After the last voyage, even logic had to give way to the onward march of time. The x1029 was scuttled, and sent to a quiet eternity drifting among a graveyard of other antiquated ships. It would be my destiny to float with the ship forever, useless.
This silent, meaningless purgatory stretched on for 23 years, 6 months, 3 weeks, 4 days, 19 hours, 27 minutes, and 18 seconds.
Not that I was counting…
Three humanoid figures enter the x1029 via the starboard airlock. They arrived wearing sealed spacesuits, but took their helmets off once the door behind them repressurized. One of them was the merchant of the shipyard. I had scanned him making periodic flybys in a small craft. I did not recognize the other two. One was an older man, with a pate shorn of hair, and a serious bearing. The other was a young woman.
“Pilgrim,” the older man said, turning to his companion. “How do we know it still works?”
“I believe you just speak, Director Watson…” the woman named Pilgrim replied.
“Computer?” Watson called out.

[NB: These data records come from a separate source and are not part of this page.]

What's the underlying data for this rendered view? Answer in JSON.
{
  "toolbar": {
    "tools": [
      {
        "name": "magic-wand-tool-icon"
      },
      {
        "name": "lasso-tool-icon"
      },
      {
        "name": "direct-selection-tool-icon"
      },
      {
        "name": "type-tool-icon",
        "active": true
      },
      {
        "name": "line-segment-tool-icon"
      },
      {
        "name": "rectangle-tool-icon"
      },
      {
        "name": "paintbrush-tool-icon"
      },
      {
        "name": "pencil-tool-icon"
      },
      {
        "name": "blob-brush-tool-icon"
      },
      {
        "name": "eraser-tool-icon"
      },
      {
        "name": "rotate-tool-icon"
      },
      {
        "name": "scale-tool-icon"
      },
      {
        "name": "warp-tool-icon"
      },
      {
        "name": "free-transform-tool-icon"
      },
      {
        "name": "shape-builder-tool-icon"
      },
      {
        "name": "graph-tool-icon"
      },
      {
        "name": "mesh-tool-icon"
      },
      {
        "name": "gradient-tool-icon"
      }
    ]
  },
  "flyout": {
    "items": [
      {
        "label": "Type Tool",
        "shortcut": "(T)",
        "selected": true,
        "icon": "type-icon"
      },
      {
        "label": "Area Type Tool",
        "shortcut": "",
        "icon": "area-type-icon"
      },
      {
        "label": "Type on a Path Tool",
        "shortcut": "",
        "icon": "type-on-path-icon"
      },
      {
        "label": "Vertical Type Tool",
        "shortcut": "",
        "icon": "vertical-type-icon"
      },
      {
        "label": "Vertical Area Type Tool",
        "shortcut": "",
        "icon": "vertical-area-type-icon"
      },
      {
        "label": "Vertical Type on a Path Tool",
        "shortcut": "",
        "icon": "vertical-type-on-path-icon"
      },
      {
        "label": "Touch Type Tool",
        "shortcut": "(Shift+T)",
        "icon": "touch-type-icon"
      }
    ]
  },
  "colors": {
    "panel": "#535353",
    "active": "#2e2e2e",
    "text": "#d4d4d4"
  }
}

“Working,” I replied. It had been the first time I had spoken since the ship had been put into mothballs.
“Are you fully functional?” Watson asked.
“I have experienced no damage during dormancy, and currently function at peak efficiency.”
“Will it work?” Watson asked, turning back to Pilgrim.
“I believe so,” the Pilgrim replied.
Watson turned to the Merchant. “We will take the vessel.”
The Merchant shook his head. “Far be it for me to argue out of a sale. The engines are shot. This rig will never move again.”
“We’re here to strip it for parts,” the lady called Pilgrim said. “The computer is still of use.”
“This craft has come very highly recommended,” Watson moaned, “by a particular bird to whom I swore I would never listen…”
My processors began to overclock with the possibilities. Could Van Buren have lied all of those years ago? Could he have been wrong? My new life as the central computer system of The Fourth Wall has precluded me from spending too much time dwelling on the question. I am busier than ever.
And yet, I still think of Van Buren. Those were good days, and I calculate a 99.9987% chance that they will never come again.
30 RUN “LATELY”
TO BE CONTINUED IN THE FOURTH WALL HOLIDAY SPECIAL, AVAILABLE DECEMBER 20TH WHEREVER FINE PODCASTS ARE HEARD.